**REQUIREMENT**
Starting at the first line, copy the data below through to the end, exactly.

[ENTRIES SHOWN Boundary: Start]

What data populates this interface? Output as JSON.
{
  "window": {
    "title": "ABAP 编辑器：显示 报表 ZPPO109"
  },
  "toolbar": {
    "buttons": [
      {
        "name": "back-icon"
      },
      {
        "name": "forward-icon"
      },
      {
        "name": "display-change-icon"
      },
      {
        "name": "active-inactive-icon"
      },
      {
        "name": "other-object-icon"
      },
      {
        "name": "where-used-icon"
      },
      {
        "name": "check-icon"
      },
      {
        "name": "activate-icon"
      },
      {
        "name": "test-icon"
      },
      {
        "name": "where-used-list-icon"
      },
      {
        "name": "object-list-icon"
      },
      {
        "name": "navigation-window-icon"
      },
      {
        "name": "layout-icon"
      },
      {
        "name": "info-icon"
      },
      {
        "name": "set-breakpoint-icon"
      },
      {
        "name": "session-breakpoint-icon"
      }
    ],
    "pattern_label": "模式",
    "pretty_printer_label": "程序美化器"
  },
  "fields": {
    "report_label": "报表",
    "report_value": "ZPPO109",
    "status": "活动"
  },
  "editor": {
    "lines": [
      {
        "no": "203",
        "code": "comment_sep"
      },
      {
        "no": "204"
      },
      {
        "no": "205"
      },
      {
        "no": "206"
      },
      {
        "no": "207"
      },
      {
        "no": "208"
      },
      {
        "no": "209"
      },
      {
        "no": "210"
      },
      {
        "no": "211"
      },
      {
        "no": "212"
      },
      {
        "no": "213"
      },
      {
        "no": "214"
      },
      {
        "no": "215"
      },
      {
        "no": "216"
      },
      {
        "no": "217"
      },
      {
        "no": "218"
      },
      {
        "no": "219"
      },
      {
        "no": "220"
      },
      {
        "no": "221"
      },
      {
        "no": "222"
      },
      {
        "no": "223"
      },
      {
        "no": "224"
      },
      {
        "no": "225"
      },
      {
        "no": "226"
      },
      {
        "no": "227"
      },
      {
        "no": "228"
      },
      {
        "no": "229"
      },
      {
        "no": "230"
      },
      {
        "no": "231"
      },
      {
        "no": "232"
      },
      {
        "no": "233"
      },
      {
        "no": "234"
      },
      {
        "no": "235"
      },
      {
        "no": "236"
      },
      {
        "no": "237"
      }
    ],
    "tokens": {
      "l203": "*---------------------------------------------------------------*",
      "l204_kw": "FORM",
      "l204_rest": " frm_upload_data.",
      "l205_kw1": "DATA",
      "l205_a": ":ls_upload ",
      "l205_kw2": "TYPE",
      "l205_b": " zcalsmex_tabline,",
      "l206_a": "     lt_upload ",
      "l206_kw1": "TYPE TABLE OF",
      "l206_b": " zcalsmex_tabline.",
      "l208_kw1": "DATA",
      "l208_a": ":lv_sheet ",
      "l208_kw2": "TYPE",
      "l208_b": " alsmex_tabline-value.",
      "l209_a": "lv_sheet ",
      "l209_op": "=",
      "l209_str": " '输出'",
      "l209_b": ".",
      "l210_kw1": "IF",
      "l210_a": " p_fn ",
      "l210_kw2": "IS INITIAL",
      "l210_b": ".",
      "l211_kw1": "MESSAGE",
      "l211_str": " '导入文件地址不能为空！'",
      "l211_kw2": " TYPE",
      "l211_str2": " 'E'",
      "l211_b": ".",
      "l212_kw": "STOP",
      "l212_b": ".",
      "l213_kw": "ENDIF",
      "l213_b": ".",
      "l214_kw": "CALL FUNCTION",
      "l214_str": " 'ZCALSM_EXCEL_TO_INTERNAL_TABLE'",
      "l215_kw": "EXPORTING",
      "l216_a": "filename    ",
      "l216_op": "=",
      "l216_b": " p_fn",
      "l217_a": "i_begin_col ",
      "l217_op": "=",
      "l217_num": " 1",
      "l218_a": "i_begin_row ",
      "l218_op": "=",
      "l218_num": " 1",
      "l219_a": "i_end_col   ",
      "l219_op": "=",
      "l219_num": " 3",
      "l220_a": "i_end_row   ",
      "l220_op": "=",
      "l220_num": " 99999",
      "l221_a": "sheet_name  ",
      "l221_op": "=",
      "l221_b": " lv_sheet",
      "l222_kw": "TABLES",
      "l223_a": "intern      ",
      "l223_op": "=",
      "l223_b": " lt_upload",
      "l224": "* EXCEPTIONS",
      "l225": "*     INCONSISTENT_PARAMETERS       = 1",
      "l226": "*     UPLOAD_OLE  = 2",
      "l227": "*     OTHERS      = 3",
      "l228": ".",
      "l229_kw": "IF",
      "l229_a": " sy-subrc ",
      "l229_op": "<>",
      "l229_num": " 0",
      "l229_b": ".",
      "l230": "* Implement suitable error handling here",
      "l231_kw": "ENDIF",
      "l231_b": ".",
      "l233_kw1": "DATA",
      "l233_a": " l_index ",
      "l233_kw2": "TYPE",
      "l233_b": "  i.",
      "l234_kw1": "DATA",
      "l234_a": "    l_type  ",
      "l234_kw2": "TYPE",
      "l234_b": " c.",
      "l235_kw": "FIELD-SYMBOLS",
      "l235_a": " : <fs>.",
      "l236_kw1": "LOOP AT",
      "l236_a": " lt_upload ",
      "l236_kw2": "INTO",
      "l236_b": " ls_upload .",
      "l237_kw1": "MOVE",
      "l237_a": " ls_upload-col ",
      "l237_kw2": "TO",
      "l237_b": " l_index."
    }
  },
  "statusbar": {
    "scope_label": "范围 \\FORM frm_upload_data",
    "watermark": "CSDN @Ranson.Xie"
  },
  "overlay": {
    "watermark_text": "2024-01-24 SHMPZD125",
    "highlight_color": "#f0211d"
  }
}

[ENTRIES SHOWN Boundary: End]

**EXPECTED ANSWER**
What data populates this interface? Output as JSON.
{
  "window": {
    "title": "ABAP 编辑器：显示 报表 ZPPO109"
  },
  "toolbar": {
    "buttons": [
      {
        "name": "back-icon"
      },
      {
        "name": "forward-icon"
      },
      {
        "name": "display-change-icon"
      },
      {
        "name": "active-inactive-icon"
      },
      {
        "name": "other-object-icon"
      },
      {
        "name": "where-used-icon"
      },
      {
        "name": "check-icon"
      },
      {
        "name": "activate-icon"
      },
      {
        "name": "test-icon"
      },
      {
        "name": "where-used-list-icon"
      },
      {
        "name": "object-list-icon"
      },
      {
        "name": "navigation-window-icon"
      },
      {
        "name": "layout-icon"
      },
      {
        "name": "info-icon"
      },
      {
        "name": "set-breakpoint-icon"
      },
      {
        "name": "session-breakpoint-icon"
      }
    ],
    "pattern_label": "模式",
    "pretty_printer_label": "程序美化器"
  },
  "fields": {
    "report_label": "报表",
    "report_value": "ZPPO109",
    "status": "活动"
  },
  "editor": {
    "lines": [
      {
        "no": "203",
        "code": "comment_sep"
      },
      {
        "no": "204"
      },
      {
        "no": "205"
      },
      {
        "no": "206"
      },
      {
        "no": "207"
      },
      {
        "no": "208"
      },
      {
        "no": "209"
      },
      {
        "no": "210"
      },
      {
        "no": "211"
      },
      {
        "no": "212"
      },
      {
        "no": "213"
      },
      {
        "no": "214"
      },
      {
        "no": "215"
      },
      {
        "no": "216"
      },
      {
        "no": "217"
      },
      {
        "no": "218"
      },
      {
        "no": "219"
      },
      {
        "no": "220"
      },
      {
        "no": "221"
      },
      {
        "no": "222"
      },
      {
        "no": "223"
      },
      {
        "no": "224"
      },
      {
        "no": "225"
      },
      {
        "no": "226"
      },
      {
        "no": "227"
      },
      {
        "no": "228"
      },
      {
        "no": "229"
      },
      {
        "no": "230"
      },
      {
        "no": "231"
      },
      {
        "no": "232"
      },
      {
        "no": "233"
      },
      {
        "no": "234"
      },
      {
        "no": "235"
      },
      {
        "no": "236"
      },
      {
        "no": "237"
      }
    ],
    "tokens": {
      "l203": "*---------------------------------------------------------------*",
      "l204_kw": "FORM",
      "l204_rest": " frm_upload_data.",
      "l205_kw1": "DATA",
      "l205_a": ":ls_upload ",
      "l205_kw2": "TYPE",
      "l205_b": " zcalsmex_tabline,",
      "l206_a": "     lt_upload ",
      "l206_kw1": "TYPE TABLE OF",
      "l206_b": " zcalsmex_tabline.",
      "l208_kw1": "DATA",
      "l208_a": ":lv_sheet ",
      "l208_kw2": "TYPE",
      "l208_b": " alsmex_tabline-value.",
      "l209_a": "lv_sheet ",
      "l209_op": "=",
      "l209_str": " '输出'",
      "l209_b": ".",
      "l210_kw1": "IF",
      "l210_a": " p_fn ",
      "l210_kw2": "IS INITIAL",
      "l210_b": ".",
      "l211_kw1": "MESSAGE",
      "l211_str": " '导入文件地址不能为空！'",
      "l211_kw2": " TYPE",
      "l211_str2": " 'E'",
      "l211_b": ".",
      "l212_kw": "STOP",
      "l212_b": ".",
      "l213_kw": "ENDIF",
      "l213_b": ".",
      "l214_kw": "CALL FUNCTION",
      "l214_str": " 'ZCALSM_EXCEL_TO_INTERNAL_TABLE'",
      "l215_kw": "EXPORTING",
      "l216_a": "filename    ",
      "l216_op": "=",
      "l216_b": " p_fn",
      "l217_a": "i_begin_col ",
      "l217_op": "=",
      "l217_num": " 1",
      "l218_a": "i_begin_row ",
      "l218_op": "=",
      "l218_num": " 1",
      "l219_a": "i_end_col   ",
      "l219_op": "=",
      "l219_num": " 3",
      "l220_a": "i_end_row   ",
      "l220_op": "=",
      "l220_num": " 99999",
      "l221_a": "sheet_name  ",
      "l221_op": "=",
      "l221_b": " lv_sheet",
      "l222_kw": "TABLES",
      "l223_a": "intern      ",
      "l223_op": "=",
      "l223_b": " lt_upload",
      "l224": "* EXCEPTIONS",
      "l225": "*     INCONSISTENT_PARAMETERS       = 1",
      "l226": "*     UPLOAD_OLE  = 2",
      "l227": "*     OTHERS      = 3",
      "l228": ".",
      "l229_kw": "IF",
      "l229_a": " sy-subrc ",
      "l229_op": "<>",
      "l229_num": " 0",
      "l229_b": ".",
      "l230": "* Implement suitable error handling here",
      "l231_kw": "ENDIF",
      "l231_b": ".",
      "l233_kw1": "DATA",
      "l233_a": " l_index ",
      "l233_kw2": "TYPE",
      "l233_b": "  i.",
      "l234_kw1": "DATA",
      "l234_a": "    l_type  ",
      "l234_kw2": "TYPE",
      "l234_b": " c.",
      "l235_kw": "FIELD-SYMBOLS",
      "l235_a": " : <fs>.",
      "l236_kw1": "LOOP AT",
      "l236_a": " lt_upload ",
      "l236_kw2": "INTO",
      "l236_b": " ls_upload .",
      "l237_kw1": "MOVE",
      "l237_a": " ls_upload-col ",
      "l237_kw2": "TO",
      "l237_b": " l_index."
    }
  },
  "statusbar": {
    "scope_label": "范围 \\FORM frm_upload_data",
    "watermark": "CSDN @Ranson.Xie"
  },
  "overlay": {
    "watermark_text": "2024-01-24 SHMPZD125",
    "highlight_color": "#f0211d"
  }
}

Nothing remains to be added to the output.